Look for "from" in each line of the records, and copy the lines that have it.

(Dataset rows for apps and sites)
********************

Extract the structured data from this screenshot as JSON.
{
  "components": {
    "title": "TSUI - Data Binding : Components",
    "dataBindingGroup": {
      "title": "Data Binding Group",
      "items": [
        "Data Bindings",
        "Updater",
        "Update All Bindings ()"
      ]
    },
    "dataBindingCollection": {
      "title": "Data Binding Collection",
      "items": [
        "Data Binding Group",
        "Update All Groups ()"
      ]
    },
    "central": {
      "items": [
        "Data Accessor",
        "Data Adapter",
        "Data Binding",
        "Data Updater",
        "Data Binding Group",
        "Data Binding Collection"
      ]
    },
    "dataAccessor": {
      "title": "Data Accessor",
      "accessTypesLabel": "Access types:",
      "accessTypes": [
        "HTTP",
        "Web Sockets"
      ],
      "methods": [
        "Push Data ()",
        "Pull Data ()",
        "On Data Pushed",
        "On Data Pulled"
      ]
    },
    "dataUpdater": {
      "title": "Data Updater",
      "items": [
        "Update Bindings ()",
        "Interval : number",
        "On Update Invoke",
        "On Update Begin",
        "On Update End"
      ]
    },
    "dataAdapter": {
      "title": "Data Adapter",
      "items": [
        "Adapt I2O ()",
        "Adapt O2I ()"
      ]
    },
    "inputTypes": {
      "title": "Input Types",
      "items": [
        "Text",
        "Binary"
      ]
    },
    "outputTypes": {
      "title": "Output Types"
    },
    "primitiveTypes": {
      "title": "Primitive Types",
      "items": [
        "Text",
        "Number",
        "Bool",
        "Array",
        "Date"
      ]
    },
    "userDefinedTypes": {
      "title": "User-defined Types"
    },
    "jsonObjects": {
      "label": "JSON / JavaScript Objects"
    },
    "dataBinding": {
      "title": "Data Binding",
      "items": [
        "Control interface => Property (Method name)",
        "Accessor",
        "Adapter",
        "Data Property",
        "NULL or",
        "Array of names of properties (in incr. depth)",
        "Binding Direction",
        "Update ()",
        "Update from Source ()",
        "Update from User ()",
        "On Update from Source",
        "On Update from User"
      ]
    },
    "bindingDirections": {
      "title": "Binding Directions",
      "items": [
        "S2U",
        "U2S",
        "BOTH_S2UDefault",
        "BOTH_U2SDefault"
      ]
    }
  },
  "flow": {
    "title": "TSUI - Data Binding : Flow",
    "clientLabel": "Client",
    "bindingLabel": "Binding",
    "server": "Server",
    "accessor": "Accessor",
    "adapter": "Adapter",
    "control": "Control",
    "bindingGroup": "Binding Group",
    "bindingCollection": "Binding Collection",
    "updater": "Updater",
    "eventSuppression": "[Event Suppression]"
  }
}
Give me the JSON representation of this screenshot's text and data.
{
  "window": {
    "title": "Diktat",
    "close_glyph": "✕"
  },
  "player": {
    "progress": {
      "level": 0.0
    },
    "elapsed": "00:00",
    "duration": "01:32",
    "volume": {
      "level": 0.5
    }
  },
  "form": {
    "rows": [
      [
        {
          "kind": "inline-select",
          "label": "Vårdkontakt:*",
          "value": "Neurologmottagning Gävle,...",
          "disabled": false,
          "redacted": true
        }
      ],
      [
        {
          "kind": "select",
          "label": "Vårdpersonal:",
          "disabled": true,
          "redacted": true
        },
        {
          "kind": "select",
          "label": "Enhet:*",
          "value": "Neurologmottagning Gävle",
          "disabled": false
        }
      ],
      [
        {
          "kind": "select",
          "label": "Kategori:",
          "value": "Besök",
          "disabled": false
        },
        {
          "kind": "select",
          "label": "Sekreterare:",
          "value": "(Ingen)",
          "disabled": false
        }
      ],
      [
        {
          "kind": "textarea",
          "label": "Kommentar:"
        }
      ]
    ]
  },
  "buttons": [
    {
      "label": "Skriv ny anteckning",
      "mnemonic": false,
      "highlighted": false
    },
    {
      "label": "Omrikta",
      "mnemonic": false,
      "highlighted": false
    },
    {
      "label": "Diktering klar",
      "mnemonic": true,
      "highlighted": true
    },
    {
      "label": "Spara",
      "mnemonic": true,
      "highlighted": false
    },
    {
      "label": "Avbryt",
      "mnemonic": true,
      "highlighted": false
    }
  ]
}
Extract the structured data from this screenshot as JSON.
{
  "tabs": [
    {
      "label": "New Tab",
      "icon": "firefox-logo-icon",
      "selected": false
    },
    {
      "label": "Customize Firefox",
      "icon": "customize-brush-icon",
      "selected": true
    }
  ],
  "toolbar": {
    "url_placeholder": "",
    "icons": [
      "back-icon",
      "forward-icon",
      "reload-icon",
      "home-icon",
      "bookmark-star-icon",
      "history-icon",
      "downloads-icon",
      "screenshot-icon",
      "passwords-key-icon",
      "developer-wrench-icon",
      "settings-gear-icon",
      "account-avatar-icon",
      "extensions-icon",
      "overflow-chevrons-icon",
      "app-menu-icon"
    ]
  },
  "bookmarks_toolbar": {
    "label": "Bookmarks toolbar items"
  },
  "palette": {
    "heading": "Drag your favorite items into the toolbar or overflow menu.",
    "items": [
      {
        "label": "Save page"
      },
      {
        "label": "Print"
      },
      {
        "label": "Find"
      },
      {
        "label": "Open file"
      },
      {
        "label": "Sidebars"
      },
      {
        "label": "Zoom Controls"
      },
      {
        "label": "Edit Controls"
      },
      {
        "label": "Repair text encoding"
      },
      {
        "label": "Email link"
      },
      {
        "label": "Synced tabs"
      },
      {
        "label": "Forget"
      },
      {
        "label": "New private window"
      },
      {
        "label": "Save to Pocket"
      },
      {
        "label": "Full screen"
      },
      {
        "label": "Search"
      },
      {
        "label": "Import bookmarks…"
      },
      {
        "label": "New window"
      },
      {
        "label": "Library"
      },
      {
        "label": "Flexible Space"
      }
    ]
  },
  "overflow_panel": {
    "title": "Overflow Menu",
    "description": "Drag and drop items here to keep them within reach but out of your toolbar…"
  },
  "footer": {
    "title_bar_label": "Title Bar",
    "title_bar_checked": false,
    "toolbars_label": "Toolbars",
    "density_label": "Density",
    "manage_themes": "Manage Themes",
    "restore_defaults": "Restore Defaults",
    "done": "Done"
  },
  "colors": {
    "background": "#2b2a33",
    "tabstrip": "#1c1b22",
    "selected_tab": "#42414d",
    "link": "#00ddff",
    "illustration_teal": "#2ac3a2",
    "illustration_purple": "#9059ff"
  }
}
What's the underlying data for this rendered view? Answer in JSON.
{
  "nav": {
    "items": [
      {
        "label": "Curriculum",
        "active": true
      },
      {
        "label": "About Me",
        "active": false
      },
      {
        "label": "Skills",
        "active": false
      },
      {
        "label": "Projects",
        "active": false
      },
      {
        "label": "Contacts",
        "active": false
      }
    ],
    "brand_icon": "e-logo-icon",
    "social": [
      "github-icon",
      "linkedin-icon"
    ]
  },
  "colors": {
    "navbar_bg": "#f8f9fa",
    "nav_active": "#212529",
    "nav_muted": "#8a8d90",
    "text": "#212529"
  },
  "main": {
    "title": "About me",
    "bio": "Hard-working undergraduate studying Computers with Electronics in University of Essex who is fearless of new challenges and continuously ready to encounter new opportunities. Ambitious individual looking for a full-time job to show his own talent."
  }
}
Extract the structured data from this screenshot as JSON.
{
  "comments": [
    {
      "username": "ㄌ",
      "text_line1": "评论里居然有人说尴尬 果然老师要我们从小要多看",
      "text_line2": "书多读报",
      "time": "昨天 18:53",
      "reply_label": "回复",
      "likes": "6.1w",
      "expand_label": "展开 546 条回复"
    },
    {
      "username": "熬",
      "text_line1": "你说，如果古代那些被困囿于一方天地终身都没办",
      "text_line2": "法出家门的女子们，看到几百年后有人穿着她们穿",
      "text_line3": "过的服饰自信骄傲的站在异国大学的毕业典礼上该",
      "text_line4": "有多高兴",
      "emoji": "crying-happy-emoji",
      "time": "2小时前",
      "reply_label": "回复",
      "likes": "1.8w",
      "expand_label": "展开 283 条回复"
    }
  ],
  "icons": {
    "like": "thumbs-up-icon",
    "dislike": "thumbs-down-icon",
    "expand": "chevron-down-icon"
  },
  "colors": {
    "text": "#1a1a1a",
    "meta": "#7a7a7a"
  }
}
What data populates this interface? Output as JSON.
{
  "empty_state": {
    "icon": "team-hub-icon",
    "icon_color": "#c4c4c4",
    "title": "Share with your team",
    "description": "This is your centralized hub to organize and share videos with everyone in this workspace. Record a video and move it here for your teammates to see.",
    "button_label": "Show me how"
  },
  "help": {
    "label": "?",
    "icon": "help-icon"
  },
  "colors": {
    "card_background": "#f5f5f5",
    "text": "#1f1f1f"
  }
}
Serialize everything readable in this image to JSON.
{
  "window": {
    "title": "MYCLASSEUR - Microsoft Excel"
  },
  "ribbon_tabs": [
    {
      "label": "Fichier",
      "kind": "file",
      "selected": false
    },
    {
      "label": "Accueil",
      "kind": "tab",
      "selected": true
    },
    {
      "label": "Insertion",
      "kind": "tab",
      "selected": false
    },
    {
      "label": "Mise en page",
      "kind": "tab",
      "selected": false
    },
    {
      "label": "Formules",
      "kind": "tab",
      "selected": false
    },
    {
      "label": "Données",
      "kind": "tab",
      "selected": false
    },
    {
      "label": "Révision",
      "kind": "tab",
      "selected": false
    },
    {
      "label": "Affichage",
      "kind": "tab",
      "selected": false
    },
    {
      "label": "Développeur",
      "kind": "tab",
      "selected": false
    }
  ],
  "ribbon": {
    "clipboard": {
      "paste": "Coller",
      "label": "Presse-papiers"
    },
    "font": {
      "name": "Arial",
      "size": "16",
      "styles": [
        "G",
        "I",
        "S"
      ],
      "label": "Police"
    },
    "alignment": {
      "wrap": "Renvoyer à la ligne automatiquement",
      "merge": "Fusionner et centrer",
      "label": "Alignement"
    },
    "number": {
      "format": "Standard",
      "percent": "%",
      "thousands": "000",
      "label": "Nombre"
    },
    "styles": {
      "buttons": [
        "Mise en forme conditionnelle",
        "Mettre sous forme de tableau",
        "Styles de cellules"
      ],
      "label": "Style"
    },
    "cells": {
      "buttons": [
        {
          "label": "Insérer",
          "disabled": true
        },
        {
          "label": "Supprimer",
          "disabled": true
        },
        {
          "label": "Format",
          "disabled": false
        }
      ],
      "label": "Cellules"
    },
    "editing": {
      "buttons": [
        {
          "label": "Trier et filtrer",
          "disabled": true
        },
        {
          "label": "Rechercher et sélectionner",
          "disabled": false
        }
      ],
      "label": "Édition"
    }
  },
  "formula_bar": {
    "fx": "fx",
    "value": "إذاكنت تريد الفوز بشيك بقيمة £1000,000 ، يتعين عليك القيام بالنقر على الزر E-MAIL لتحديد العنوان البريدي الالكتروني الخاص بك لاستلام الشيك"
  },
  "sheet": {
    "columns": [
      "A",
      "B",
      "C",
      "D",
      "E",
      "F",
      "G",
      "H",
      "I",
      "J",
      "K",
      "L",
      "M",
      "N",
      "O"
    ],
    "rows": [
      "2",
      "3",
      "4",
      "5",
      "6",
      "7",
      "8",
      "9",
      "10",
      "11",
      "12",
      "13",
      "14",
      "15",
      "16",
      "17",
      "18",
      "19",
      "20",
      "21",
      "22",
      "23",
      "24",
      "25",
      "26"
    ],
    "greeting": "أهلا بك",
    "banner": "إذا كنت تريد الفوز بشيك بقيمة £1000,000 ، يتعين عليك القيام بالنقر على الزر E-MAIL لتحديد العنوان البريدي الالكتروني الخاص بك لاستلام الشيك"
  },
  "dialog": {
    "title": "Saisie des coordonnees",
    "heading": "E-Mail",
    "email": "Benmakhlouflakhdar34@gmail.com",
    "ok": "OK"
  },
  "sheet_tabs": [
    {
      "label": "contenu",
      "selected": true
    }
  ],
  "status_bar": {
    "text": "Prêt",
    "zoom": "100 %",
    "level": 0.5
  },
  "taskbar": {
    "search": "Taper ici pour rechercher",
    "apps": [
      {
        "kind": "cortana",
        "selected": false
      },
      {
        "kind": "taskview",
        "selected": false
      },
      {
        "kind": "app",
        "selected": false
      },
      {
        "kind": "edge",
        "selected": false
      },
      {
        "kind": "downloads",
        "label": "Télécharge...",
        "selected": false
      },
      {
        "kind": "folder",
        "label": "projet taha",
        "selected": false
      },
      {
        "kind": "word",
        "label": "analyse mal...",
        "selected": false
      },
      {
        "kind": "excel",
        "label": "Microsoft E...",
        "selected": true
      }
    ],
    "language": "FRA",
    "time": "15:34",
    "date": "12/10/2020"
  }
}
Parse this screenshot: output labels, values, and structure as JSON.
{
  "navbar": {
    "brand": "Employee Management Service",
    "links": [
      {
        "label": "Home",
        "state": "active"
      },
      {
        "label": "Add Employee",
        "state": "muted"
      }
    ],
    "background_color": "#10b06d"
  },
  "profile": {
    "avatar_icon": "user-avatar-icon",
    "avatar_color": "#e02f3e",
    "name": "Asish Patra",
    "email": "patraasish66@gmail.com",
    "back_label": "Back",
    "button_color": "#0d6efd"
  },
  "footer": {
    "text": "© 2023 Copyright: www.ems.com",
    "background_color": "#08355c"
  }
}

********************

## SOLUTION FOR THIS EXERCISE:
Extract the structured data from this screenshot as JSON.
        "Update from Source ()",
        "Update from User ()",
        "On Update from Source",
        "On Update from User"
Extract the structured data from this screenshot as JSON.
Extract the structured data from this screenshot as JSON.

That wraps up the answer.